◆ **Work instructions**
From the first line to the last, output the entries exactly.

BEGIN Data listing

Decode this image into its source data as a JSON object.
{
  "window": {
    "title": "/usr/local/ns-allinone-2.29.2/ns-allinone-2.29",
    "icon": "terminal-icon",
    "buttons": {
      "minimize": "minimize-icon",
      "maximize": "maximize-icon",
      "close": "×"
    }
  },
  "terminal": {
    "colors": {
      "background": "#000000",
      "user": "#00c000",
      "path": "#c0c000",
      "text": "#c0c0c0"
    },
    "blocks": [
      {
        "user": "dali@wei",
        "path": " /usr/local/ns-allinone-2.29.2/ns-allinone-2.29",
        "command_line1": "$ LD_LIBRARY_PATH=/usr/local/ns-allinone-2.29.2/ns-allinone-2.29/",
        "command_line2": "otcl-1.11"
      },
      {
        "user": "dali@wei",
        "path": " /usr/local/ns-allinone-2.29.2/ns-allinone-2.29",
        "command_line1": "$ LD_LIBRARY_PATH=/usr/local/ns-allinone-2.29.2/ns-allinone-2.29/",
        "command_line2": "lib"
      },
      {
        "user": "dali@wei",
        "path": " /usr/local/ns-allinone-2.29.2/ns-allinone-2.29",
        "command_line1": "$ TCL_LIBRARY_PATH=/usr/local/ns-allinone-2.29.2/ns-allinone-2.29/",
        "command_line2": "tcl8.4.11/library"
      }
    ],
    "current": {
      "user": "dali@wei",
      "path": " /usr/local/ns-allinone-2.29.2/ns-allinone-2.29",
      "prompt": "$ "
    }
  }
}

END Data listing

◆ **Output for this exercise**
Decode this image into its source data as a JSON object.
{
  "window": {
    "title": "/usr/local/ns-allinone-2.29.2/ns-allinone-2.29",
    "icon": "terminal-icon",
    "buttons": {
      "minimize": "minimize-icon",
      "maximize": "maximize-icon",
      "close": "×"
    }
  },
  "terminal": {
    "colors": {
      "background": "#000000",
      "user": "#00c000",
      "path": "#c0c000",
      "text": "#c0c0c0"
    },
    "blocks": [
      {
        "user": "dali@wei",
        "path": " /usr/local/ns-allinone-2.29.2/ns-allinone-2.29",
        "command_line1": "$ LD_LIBRARY_PATH=/usr/local/ns-allinone-2.29.2/ns-allinone-2.29/",
        "command_line2": "otcl-1.11"
      },
      {
        "user": "dali@wei",
        "path": " /usr/local/ns-allinone-2.29.2/ns-allinone-2.29",
        "command_line1": "$ LD_LIBRARY_PATH=/usr/local/ns-allinone-2.29.2/ns-allinone-2.29/",
        "command_line2": "lib"
      },
      {
        "user": "dali@wei",
        "path": " /usr/local/ns-allinone-2.29.2/ns-allinone-2.29",
        "command_line1": "$ TCL_LIBRARY_PATH=/usr/local/ns-allinone-2.29.2/ns-allinone-2.29/",
        "command_line2": "tcl8.4.11/library"
      }
    ],
    "current": {
      "user": "dali@wei",
      "path": " /usr/local/ns-allinone-2.29.2/ns-allinone-2.29",
      "prompt": "$ "
    }
  }
}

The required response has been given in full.